- Use gloves when removing garbage bags and handling and disposing of trash.
- Wash hands after disposing of the trash.
When Someone Is No Longer Sick: Cleaning and Disinfecting Your Home
After the person who was sick no longer needs to be separated
Wait as long as possible (at least several hours) before you clean and disinfect.
- Less than 24 hours: Follow the guidance for cleaning and disinfecting when someone is sick. Clean and disinfect surfaces in the areas that the sick person used (such as the bedroom and bathroom) if you enter these areas less than 24 hours after the person is no longer sick. Wear a mask when you enter the room, open windows and use fans to help increase airflow, and always use disinfectants safely.
- Between 24 hours and 3 days: Clean surfaces (disinfection is not needed) in the areas that the sick person used if you enter these areas between 24 hours and 3 days after the person is no longer sick.
- After 3 days: No additional cleaning (aside from routine cleaning) is needed in the areas that the sick person used if you enter these areas more than 3 days after the person is no longer sick.
Cleaning and Disinfecting Different Types of Surfaces
For soft surfaces such as carpet, rugs, and drapes
- Clean the soft surfaces (carpets, rugs, and drapes) with soap and water or with cleaners made for use on these surfaces.
- Launder items (if possible) using the warmest appropriate water setting and dry items completely.
- Disinfect using a Health Canada product for use on soft surfaces, if needed.
- Vacuum as usual. If vacuuming an area occupied by a sick person or someone positive for COVID-19 in the last 24 hours, wear a mask when vacuuming.
- Use the warmest appropriate water setting and dry items completely.
- It is safe to wash dirty laundry from a person who is sick with other people’s items.
- If handling dirty laundry from a person who is sick, wear gloves and a mask.
- Clean clothes hampers or laundry baskets according to guidance for surfaces.
- Wash hands after handling dirty laundry.
- Consider putting a wipeable cover on electronics (for example, phones, tablets, touchscreens, keyboards, and remote controls) to make cleaning easier.

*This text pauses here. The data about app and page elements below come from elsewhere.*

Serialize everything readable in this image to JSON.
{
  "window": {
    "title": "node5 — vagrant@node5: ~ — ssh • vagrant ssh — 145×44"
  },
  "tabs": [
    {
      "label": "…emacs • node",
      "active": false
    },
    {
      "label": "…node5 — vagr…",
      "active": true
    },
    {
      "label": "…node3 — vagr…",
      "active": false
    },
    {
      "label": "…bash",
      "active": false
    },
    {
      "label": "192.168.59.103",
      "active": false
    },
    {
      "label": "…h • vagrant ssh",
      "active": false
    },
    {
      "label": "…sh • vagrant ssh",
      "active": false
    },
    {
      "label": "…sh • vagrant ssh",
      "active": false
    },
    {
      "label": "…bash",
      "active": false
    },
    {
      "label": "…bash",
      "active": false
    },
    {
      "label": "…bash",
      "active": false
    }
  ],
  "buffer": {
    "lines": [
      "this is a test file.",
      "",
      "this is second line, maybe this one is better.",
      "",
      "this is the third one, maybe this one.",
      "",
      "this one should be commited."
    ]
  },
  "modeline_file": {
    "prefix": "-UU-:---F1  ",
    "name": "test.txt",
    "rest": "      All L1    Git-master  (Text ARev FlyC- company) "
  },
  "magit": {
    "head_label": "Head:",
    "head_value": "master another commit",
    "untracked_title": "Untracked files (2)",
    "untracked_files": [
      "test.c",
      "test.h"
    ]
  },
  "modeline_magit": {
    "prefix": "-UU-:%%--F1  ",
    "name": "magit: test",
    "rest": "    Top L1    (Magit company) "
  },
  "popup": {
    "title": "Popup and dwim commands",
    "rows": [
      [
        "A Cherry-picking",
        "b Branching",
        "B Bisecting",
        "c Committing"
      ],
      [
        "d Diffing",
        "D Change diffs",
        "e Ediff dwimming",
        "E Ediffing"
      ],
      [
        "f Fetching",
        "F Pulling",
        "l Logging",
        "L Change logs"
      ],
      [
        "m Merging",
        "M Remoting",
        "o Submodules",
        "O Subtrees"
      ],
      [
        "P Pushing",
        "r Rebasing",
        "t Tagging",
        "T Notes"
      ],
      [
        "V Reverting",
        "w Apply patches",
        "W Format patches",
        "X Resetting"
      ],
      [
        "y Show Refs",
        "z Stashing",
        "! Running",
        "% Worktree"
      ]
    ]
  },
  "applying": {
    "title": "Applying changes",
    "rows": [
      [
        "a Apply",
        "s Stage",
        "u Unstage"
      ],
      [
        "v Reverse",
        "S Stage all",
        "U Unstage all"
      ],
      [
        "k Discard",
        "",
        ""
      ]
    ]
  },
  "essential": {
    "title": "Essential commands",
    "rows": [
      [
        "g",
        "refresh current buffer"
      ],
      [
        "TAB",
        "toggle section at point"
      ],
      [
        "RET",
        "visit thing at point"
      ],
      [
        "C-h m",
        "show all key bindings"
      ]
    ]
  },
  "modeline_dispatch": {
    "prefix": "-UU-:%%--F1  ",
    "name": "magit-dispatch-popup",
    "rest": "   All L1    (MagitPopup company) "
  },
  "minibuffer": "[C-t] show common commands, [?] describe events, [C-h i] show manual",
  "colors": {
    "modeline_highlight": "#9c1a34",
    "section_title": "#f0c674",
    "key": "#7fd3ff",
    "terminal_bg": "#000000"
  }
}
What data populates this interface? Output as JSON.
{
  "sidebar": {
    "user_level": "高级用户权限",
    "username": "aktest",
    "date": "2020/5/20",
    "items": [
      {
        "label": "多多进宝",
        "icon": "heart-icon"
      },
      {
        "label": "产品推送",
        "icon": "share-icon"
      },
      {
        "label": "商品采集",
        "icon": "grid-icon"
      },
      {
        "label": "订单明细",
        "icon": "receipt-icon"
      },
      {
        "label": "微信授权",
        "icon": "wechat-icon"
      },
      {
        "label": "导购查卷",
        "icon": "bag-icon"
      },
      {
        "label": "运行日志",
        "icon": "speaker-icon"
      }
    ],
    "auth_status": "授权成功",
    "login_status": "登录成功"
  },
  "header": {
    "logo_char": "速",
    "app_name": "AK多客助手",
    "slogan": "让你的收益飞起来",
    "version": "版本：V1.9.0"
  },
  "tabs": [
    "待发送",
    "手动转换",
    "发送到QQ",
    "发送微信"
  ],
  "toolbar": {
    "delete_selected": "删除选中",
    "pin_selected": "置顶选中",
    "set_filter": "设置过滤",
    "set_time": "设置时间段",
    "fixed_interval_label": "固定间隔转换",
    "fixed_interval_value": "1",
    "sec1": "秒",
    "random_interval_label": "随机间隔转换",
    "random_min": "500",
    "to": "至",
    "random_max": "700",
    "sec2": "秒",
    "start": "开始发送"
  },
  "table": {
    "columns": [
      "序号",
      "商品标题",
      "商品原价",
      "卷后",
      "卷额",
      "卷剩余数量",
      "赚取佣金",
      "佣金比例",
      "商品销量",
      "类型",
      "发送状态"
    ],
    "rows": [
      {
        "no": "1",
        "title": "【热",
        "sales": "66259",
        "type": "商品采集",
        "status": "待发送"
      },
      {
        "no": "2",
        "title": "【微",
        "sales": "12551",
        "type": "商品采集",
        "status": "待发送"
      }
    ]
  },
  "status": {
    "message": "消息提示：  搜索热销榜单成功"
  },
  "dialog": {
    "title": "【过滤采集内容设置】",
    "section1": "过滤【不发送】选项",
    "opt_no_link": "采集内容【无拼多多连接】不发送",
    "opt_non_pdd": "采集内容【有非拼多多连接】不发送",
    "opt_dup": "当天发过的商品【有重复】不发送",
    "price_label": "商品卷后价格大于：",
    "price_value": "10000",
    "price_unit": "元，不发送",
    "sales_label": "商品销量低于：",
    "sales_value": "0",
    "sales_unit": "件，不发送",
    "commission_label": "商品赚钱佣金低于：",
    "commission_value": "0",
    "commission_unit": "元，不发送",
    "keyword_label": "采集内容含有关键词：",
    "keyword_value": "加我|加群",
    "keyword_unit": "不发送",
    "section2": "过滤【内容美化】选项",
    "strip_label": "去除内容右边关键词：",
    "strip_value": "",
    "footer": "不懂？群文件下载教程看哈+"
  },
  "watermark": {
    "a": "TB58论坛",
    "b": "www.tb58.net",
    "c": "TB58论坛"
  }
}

- Follow the manufacturer’s instructions for cleaning the electronic device.
- If needed, use a disinfectant from the Health Canada but note that many of the products for electronics contain alcohol because it dries quickly.